**Activity:** All of the entries are to be returned word for word.

**Data provided:**
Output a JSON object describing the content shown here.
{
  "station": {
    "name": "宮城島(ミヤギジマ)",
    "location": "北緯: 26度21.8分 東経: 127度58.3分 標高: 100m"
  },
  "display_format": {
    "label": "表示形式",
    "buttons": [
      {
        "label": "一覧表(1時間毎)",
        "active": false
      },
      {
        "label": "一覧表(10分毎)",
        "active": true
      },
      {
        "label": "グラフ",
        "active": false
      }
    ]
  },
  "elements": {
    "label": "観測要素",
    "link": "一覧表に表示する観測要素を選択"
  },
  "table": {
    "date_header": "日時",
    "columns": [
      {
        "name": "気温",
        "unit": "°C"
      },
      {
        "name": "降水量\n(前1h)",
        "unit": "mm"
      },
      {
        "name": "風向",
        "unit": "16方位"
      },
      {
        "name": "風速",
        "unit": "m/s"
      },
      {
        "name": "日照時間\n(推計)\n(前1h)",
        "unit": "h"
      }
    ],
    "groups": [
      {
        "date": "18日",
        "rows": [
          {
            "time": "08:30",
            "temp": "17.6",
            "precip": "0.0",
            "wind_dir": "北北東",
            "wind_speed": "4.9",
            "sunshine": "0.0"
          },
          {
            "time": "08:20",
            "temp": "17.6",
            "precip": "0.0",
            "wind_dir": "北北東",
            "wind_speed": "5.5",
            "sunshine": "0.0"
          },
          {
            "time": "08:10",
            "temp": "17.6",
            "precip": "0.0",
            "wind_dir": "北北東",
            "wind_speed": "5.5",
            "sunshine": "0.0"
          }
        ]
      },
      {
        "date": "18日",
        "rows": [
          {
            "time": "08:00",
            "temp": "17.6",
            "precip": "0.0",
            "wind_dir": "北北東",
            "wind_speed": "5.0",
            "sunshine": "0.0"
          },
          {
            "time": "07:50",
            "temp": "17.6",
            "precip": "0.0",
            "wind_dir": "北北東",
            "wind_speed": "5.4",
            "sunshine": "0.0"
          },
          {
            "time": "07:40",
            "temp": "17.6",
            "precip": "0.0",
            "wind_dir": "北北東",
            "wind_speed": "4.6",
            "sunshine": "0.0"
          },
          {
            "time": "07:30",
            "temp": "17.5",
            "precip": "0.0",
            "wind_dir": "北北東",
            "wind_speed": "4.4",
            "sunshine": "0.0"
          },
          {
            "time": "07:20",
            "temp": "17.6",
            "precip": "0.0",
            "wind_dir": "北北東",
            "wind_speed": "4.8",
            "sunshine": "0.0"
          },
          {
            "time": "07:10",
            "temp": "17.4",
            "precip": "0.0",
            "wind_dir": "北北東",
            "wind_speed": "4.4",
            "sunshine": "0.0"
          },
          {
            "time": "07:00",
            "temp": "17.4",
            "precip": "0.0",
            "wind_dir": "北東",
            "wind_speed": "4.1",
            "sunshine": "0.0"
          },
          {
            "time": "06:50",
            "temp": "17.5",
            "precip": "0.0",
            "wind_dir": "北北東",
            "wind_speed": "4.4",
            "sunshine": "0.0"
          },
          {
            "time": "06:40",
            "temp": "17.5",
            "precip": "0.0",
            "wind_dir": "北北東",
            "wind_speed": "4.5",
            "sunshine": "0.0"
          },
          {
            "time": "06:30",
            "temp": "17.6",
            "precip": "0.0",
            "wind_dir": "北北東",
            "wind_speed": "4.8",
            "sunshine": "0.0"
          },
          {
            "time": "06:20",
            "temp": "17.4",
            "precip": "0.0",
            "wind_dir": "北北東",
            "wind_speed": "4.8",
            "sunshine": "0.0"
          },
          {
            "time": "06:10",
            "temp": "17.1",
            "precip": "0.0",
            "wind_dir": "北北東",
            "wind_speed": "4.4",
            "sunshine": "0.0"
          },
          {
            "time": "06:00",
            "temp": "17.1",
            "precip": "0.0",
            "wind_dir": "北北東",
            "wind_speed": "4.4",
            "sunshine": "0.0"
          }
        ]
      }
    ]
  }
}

**Solution to the exercise:**
Output a JSON object describing the content shown here.
{
  "station": {
    "name": "宮城島(ミヤギジマ)",
    "location": "北緯: 26度21.8分 東経: 127度58.3分 標高: 100m"
  },
  "display_format": {
    "label": "表示形式",
    "buttons": [
      {
        "label": "一覧表(1時間毎)",
        "active": false
      },
      {
        "label": "一覧表(10分毎)",
        "active": true
      },
      {
        "label": "グラフ",
        "active": false
      }
    ]
  },
  "elements": {
    "label": "観測要素",
    "link": "一覧表に表示する観測要素を選択"
  },
  "table": {
    "date_header": "日時",
    "columns": [
      {
        "name": "気温",
        "unit": "°C"
      },
      {
        "name": "降水量\n(前1h)",
        "unit": "mm"
      },
      {
        "name": "風向",
        "unit": "16方位"
      },
      {
        "name": "風速",
        "unit": "m/s"
      },
      {
        "name": "日照時間\n(推計)\n(前1h)",
        "unit": "h"
      }
    ],
    "groups": [
      {
        "date": "18日",
        "rows": [
          {
            "time": "08:30",
            "temp": "17.6",
            "precip": "0.0",
            "wind_dir": "北北東",
            "wind_speed": "4.9",
            "sunshine": "0.0"
          },
          {
            "time": "08:20",
            "temp": "17.6",
            "precip": "0.0",
            "wind_dir": "北北東",
            "wind_speed": "5.5",
            "sunshine": "0.0"
          },
          {
            "time": "08:10",
            "temp": "17.6",
            "precip": "0.0",
            "wind_dir": "北北東",
            "wind_speed": "5.5",
            "sunshine": "0.0"
          }
        ]
      },
      {
        "date": "18日",
        "rows": [
          {
            "time": "08:00",
            "temp": "17.6",
            "precip": "0.0",
            "wind_dir": "北北東",
            "wind_speed": "5.0",
            "sunshine": "0.0"
          },
          {
            "time": "07:50",
            "temp": "17.6",
            "precip": "0.0",
            "wind_dir": "北北東",
            "wind_speed": "5.4",
            "sunshine": "0.0"
          },
          {
            "time": "07:40",
            "temp": "17.6",
            "precip": "0.0",
            "wind_dir": "北北東",
            "wind_speed": "4.6",
            "sunshine": "0.0"
          },
          {
            "time": "07:30",
            "temp": "17.5",
            "precip": "0.0",
            "wind_dir": "北北東",
            "wind_speed": "4.4",
            "sunshine": "0.0"
          },
          {
            "time": "07:20",
            "temp": "17.6",
            "precip": "0.0",
            "wind_dir": "北北東",
            "wind_speed": "4.8",
            "sunshine": "0.0"
          },
          {
            "time": "07:10",
            "temp": "17.4",
            "precip": "0.0",
            "wind_dir": "北北東",
            "wind_speed": "4.4",
            "sunshine": "0.0"
          },
          {
            "time": "07:00",
            "temp": "17.4",
            "precip": "0.0",
            "wind_dir": "北東",
            "wind_speed": "4.1",
            "sunshine": "0.0"
          },
          {
            "time": "06:50",
            "temp": "17.5",
            "precip": "0.0",
            "wind_dir": "北北東",
            "wind_speed": "4.4",
            "sunshine": "0.0"
          },
          {
            "time": "06:40",
            "temp": "17.5",
            "precip": "0.0",
            "wind_dir": "北北東",
            "wind_speed": "4.5",
            "sunshine": "0.0"
          },
          {
            "time": "06:30",
            "temp": "17.6",
            "precip": "0.0",
            "wind_dir": "北北東",
            "wind_speed": "4.8",
            "sunshine": "0.0"
          },
          {
            "time": "06:20",
            "temp": "17.4",
            "precip": "0.0",
            "wind_dir": "北北東",
            "wind_speed": "4.8",
            "sunshine": "0.0"
          },
          {
            "time": "06:10",
            "temp": "17.1",
            "precip": "0.0",
            "wind_dir": "北北東",
            "wind_speed": "4.4",
            "sunshine": "0.0"
          },
          {
            "time": "06:00",
            "temp": "17.1",
            "precip": "0.0",
            "wind_dir": "北北東",
            "wind_speed": "4.4",
            "sunshine": "0.0"
          }
        ]
      }
    ]
  }
}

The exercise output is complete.